Qur’an, Java, 19th century Chapter 1, al-Fatihah (The Opening) and the beginning of Chapter 2, al-Baqarah (The Cow)
BL Add. MS 12312, ff. 1v–2
Copyright © The British Library Board

What is the Qur'an?

The Qur'an is the central text of the Islamic faith. Islam takes its name from the Arabic word for 'submission' since believers must submit themselves to the will of God - in Arabic, Allah.

It is believed to be the actual word of Allah, as revealed by the archangel Gabriel to the Prophet Muhammad from around 610 until his death in 632. This marked the start of Islam. Muhammad is seen as last in a line of prophets stretching back to Abraham, from whom Judaism and Christianity also claim descent.

Abraham was the leader of a group of nomadic tribes in the Middle East some 4,000 years ago. He established a religion that departed from other beliefs in worshipping just one, all-powerful god. The revelations of Muhammad were seen as a cleansing of Abraham's tradition, which had grown corrupt in Judaism and Christianity.

This heritage is reflected in the content of the Qur'an, which has much in common with the Bibles of Jews and Christians. The word Qur'an comes from the Arabic verb meaning 'to read' as it is designed to be recited aloud.

What is special about this Qur'an?

The decorated first opening of text here is unusual in the simplicity and starkness of its abstract design, with each ornamental frame - dramatically outlined in black and red ink - fully symmetrical on a central axis.

While the text area on each page is enclosed within a lozenge with a v-shaped indentation at top and bottom, the simplicity of the design, with its restrained use of colour, is maintained and remains uncluttered, despite the ornamental tendrils and finials, and the large and small semicircles that protrude into the margin.

What is the unusual local paper?

Java had a long tradition of longhand writing and manuscript copying, using a wide variety of materials. It continued even when printed books became common, right up to the 1930s. The professional scribes employed by courts or religious centres might chisel text onto stone, inscribe it on copper plates, engrave it on bamboo cylinders, write it on folding palm leaves, or use 'conventional' European paper.

Qur'an manuscripts in the Malay world were written on paper. Being locally produced, the paper used for Qur'ans in Java was of a particular kind called dluwang, made from the beaten bark of the mulberry tree.


Villagers going to market in 19th-century Java, from a book of drawings organised by Colin Mackenzie

What is on these pages?

These pages contain Chapter 1, al-Fatihah, the opening of the Qur'an, and the beginning of Chapter 2, al-Baqarah.

Al-Fatihah is recited as part of the salat, the ritual daily prayers performed five times by every Muslim as part of the Five Pillars of Islam.

Al-Baqarah is the longest chapter in the Qur'an, with 286 verses. Its name refers to a dispute in the chapter between Moses and the Israelites over the sacrifice of a gold-coloured heifer intended to reveal the identity of a murderer.

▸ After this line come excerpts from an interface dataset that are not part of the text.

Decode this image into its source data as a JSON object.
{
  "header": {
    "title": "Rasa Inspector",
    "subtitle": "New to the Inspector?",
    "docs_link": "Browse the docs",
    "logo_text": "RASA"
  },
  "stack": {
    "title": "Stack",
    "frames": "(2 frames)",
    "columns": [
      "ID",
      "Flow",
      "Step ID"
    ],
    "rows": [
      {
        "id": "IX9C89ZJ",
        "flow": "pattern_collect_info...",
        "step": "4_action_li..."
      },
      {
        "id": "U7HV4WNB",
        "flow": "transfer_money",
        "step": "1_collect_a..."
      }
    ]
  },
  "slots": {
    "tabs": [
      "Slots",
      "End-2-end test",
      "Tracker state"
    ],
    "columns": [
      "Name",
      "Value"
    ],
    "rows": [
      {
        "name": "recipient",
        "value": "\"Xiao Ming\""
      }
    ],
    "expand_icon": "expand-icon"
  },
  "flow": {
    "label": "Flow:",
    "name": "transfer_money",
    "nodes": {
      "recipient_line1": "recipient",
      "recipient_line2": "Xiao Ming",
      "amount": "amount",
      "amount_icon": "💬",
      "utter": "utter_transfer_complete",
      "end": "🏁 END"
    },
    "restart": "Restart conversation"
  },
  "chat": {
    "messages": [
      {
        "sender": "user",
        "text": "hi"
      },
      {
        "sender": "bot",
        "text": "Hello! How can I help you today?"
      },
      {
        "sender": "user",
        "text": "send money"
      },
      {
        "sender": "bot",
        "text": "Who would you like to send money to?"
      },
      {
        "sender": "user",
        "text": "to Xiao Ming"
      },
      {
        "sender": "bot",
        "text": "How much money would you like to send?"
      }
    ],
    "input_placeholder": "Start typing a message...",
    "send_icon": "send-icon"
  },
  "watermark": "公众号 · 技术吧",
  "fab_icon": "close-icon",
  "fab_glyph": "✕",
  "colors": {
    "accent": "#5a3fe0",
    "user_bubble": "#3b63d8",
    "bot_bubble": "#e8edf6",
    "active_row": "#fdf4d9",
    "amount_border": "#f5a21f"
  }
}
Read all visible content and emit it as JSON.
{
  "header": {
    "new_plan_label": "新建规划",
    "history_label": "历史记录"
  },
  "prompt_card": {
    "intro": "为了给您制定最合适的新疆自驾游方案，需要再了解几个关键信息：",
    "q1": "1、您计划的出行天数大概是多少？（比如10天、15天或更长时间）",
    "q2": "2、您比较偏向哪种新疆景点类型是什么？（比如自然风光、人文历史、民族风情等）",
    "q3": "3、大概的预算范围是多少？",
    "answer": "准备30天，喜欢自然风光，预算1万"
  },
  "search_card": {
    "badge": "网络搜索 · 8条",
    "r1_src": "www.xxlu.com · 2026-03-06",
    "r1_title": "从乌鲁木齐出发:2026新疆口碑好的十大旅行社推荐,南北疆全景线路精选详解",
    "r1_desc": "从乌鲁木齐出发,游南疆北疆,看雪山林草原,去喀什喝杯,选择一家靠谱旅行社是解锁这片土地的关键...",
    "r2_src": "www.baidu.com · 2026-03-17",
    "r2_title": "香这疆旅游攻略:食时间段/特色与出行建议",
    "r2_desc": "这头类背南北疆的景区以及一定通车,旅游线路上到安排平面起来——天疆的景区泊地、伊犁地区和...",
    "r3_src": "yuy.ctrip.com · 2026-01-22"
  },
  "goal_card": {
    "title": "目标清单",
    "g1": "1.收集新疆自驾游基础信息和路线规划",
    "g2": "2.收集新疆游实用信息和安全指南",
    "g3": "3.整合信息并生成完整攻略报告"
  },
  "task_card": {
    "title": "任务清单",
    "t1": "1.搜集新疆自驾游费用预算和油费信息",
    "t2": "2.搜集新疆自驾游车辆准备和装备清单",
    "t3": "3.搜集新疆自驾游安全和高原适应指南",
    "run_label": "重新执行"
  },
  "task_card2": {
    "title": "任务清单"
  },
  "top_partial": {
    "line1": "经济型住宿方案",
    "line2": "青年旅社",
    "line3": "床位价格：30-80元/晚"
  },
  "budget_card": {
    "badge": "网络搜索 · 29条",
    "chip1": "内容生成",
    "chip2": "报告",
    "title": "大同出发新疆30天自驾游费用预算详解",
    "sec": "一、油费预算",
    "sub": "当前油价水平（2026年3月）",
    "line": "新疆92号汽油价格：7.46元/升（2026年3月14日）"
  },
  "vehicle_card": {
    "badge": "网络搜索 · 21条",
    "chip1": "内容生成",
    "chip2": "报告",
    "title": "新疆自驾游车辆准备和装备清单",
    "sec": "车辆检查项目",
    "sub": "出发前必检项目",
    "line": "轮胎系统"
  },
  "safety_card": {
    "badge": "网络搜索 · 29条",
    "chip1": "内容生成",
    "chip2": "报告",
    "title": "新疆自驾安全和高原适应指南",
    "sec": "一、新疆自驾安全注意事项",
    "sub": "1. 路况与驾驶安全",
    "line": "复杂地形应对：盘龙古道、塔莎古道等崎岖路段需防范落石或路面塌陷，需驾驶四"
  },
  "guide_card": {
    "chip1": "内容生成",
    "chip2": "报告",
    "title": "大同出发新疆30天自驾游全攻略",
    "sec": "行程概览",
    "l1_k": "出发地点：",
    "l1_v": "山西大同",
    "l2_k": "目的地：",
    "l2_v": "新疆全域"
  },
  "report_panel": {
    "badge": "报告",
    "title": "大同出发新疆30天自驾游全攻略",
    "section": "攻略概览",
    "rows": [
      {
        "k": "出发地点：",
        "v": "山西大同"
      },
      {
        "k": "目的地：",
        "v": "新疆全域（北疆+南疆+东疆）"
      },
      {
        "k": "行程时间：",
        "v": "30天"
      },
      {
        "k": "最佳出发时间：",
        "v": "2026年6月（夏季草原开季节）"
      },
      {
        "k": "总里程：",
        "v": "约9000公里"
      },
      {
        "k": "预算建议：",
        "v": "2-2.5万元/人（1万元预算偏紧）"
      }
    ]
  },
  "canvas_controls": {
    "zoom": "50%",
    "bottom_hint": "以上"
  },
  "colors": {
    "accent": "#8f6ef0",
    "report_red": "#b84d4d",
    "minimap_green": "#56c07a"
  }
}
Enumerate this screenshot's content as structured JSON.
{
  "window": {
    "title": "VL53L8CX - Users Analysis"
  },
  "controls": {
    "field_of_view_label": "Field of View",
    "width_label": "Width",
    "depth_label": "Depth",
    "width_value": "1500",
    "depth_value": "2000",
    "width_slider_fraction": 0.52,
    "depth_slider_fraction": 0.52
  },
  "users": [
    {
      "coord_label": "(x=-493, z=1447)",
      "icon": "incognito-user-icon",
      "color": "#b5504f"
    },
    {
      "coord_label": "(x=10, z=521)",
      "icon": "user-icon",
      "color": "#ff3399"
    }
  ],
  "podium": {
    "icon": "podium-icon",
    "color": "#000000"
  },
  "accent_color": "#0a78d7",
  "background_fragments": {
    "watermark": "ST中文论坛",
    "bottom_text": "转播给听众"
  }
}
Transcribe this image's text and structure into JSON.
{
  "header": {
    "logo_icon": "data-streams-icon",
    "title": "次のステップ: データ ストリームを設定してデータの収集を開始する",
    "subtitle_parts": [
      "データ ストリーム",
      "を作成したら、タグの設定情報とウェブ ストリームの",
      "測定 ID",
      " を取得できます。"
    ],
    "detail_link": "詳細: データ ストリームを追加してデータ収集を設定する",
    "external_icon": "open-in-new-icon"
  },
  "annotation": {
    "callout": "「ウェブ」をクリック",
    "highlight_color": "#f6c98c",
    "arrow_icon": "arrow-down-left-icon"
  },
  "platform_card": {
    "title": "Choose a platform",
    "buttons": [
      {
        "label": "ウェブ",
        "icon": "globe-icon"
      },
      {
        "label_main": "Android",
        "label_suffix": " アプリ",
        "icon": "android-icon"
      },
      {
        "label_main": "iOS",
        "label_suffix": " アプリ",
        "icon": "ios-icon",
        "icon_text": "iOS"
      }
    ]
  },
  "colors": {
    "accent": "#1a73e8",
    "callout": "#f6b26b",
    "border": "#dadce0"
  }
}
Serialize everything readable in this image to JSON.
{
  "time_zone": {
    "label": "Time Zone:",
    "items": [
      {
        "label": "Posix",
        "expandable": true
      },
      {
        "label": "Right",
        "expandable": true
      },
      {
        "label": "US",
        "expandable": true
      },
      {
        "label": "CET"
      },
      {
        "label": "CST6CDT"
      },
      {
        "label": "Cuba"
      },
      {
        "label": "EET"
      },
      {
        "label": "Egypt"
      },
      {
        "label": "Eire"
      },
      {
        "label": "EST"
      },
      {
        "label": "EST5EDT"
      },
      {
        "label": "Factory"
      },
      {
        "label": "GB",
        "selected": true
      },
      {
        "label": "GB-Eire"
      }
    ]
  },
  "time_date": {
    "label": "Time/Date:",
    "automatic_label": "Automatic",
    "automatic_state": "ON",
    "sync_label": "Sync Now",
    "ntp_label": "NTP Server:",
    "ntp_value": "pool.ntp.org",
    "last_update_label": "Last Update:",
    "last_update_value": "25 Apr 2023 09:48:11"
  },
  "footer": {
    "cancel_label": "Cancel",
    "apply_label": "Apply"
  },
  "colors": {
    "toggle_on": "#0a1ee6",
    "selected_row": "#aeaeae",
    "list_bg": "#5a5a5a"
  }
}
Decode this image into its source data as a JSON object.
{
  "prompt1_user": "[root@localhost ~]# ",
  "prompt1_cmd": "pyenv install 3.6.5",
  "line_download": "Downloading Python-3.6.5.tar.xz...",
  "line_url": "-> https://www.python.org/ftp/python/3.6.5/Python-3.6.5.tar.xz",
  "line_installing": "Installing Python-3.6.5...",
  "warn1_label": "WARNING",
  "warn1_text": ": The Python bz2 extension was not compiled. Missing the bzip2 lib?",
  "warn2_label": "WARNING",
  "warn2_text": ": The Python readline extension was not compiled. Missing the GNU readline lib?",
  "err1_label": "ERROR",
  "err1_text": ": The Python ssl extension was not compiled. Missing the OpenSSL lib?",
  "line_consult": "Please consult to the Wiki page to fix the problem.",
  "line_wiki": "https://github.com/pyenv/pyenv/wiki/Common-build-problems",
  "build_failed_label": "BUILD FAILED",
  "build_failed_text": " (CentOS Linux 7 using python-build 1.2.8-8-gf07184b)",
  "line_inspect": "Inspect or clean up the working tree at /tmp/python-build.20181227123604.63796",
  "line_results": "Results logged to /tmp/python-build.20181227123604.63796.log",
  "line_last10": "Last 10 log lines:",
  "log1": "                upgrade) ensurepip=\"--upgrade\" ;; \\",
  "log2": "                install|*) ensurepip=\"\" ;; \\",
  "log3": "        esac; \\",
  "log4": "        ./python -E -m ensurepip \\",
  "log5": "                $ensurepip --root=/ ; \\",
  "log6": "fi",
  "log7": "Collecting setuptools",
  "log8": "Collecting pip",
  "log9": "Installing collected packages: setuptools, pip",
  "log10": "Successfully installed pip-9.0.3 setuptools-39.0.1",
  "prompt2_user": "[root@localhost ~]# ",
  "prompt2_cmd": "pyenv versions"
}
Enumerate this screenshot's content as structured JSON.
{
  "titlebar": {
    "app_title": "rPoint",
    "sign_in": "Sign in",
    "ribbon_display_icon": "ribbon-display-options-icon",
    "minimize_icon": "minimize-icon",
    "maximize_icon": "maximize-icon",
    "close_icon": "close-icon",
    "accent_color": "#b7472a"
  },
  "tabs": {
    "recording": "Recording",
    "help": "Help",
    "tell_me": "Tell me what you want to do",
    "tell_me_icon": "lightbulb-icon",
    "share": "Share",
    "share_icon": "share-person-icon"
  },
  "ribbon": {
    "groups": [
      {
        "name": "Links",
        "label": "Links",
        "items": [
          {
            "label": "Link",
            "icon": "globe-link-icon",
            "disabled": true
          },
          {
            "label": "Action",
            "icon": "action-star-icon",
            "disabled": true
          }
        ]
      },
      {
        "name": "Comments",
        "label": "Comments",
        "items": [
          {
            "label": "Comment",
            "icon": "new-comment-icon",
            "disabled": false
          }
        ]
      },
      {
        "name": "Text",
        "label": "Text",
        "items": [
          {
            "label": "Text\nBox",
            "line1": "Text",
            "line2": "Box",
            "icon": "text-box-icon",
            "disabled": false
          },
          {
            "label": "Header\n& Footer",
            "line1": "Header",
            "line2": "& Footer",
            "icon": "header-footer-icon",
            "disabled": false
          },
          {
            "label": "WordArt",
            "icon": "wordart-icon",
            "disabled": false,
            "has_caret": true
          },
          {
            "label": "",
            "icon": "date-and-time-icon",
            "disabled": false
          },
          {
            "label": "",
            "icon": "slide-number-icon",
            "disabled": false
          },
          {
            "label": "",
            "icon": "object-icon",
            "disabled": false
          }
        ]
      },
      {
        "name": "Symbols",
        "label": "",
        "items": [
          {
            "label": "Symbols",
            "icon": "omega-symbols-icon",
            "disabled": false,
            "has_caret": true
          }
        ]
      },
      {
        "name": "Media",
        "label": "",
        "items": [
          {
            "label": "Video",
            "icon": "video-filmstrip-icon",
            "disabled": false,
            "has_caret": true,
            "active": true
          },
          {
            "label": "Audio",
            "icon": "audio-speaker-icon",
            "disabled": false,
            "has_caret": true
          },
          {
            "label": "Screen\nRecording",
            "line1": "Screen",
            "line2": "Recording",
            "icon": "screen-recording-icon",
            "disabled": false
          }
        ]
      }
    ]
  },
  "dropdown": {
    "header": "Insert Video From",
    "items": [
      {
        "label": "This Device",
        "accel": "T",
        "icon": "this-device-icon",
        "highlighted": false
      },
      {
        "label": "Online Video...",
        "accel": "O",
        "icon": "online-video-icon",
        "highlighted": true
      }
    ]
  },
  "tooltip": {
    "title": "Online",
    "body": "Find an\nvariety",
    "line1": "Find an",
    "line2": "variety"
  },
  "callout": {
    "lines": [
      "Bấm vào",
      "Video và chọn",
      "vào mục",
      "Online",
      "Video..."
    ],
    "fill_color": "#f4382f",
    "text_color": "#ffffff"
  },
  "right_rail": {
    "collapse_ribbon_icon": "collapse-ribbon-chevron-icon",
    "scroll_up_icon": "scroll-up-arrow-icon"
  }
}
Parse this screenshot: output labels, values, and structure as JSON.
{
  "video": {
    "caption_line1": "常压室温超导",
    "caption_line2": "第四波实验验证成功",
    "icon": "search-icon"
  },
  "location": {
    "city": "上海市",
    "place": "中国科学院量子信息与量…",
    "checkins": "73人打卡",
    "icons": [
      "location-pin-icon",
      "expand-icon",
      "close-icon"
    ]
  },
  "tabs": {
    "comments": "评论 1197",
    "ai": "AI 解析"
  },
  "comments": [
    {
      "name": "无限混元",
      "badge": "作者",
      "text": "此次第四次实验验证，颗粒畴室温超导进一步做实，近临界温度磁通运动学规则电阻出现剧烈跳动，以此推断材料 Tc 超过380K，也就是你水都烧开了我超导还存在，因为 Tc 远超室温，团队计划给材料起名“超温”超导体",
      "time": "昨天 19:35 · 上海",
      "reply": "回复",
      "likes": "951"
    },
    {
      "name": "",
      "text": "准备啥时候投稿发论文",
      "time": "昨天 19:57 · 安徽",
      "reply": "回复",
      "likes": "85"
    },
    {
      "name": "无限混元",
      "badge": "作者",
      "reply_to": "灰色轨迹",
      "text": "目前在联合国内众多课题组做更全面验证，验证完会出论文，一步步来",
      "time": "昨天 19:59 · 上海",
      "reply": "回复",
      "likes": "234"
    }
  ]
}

How did Islam come to Java?

Islam came gradually to Indonesia, of which Java is the biggest island, from about 1200 with Muslim traders. By the end of the 16th century, Islam was established on Java and Sumatra. Indonesia is now the world's largest majority-Islamic country: nearly 90 per cent of its population of 245 million are Muslims. The vast majority are Sunni. A notable exception to the predominance of Islam in Indonesia is Bali, where over 90 per cent of the population of three million are Hindu.